First, a confession: I'm not interested in history. I know that makes me a Really Bad Person in lots of people's eyes, but I can't help it; I'm only interested in now and the future. Yet I found this book utterly compelling. The quality of the writing drew me in straight away, and I enjoyed the choreography of the dance between past and present. I enjoy travel writing, and the different locations were beautifully drawn. And I loved the characters. There seems such a vogue for unsympathetic characters in literary books at present, which may be great art but I simply don't want to spend time with them. But Adam and Birdie, Nev and Welland, even the more minor characters like Helge, were all such interesting people that I read more and more slowly as I got closer to the end of the book, because I didn't want it to end.

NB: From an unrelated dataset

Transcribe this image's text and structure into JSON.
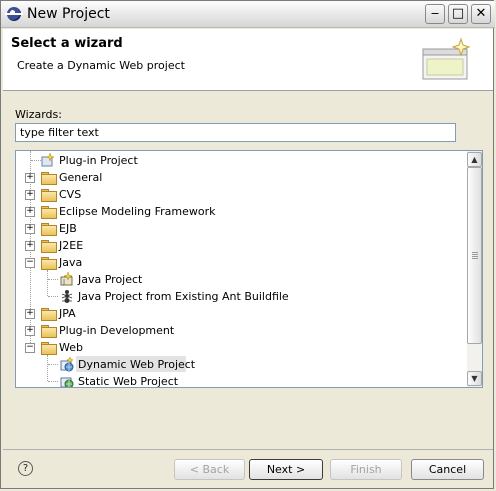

I could perhaps have deducted one point of a star here or there for a sentence that had room for improvement, or for a momentary lack of clarity - for example, I still don't understand what happened to Adam near the end of the book (I won't say more; no spoilers in this review). But I enjoyed the book so much that I can't summon the will to be picky.

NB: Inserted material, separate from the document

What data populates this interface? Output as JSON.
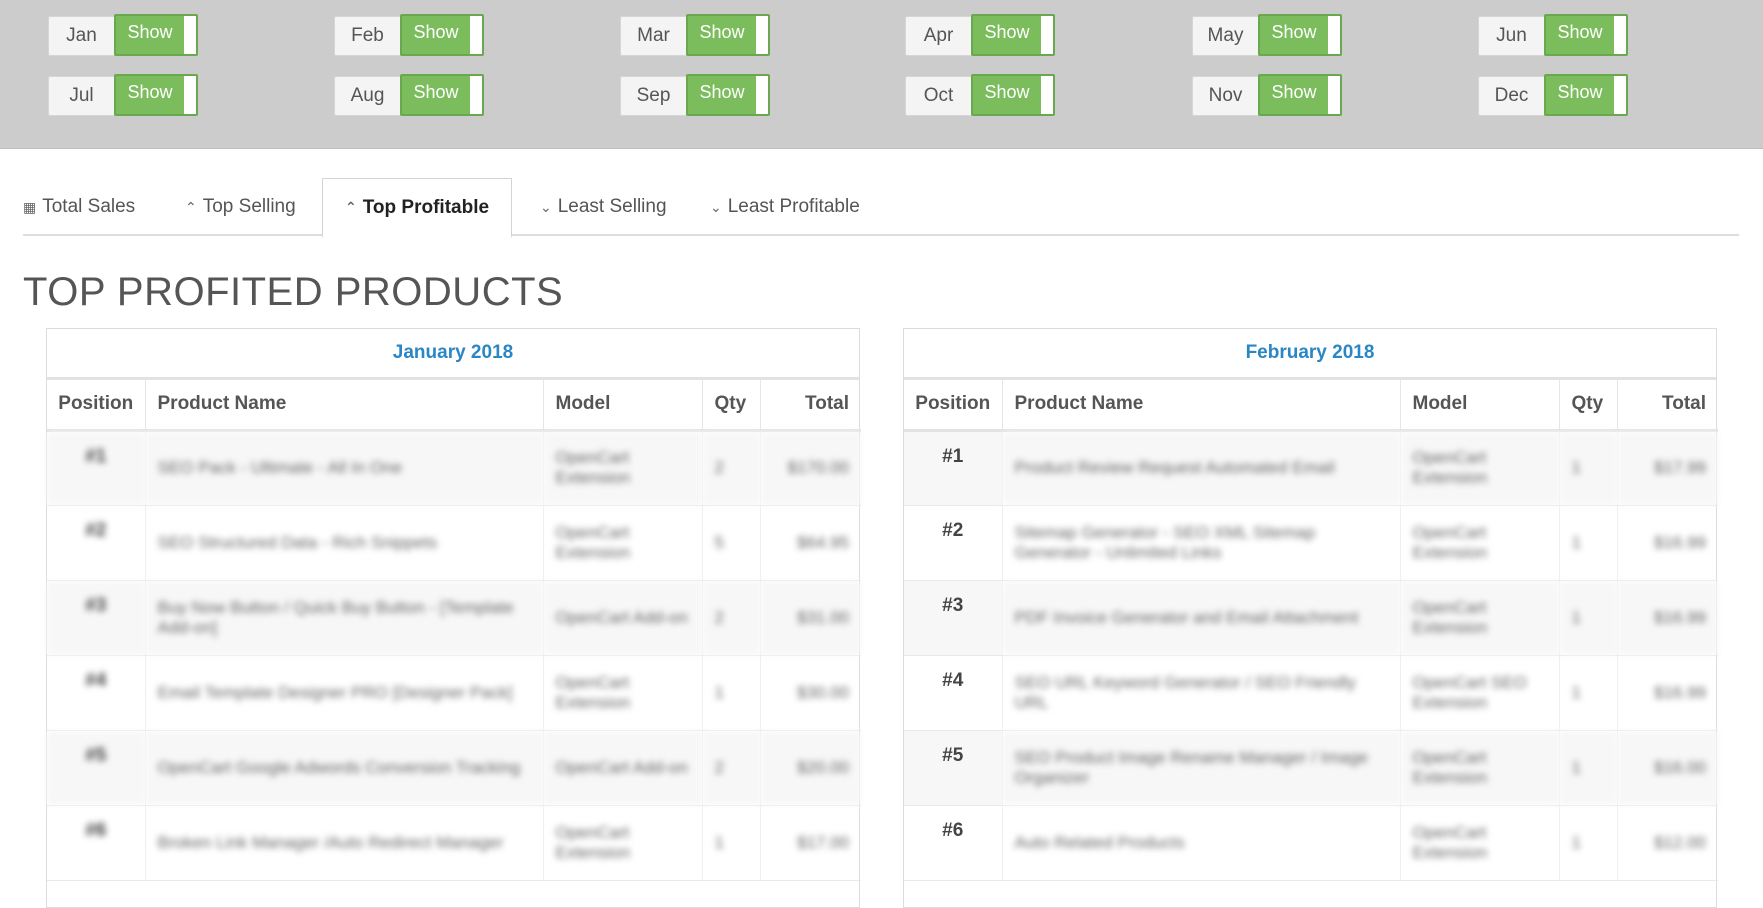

Birdie says, at one point, 'If you visualise something - doesn't matter if you're writing or painting - you're much more likely to be able to take your audience with you. If you just make something up that you don't really believe in, then it doesn't mean a thing.' This book is fully and beautifully visualised, and what's more, it has a heart suffused with compassion. Highly recommended.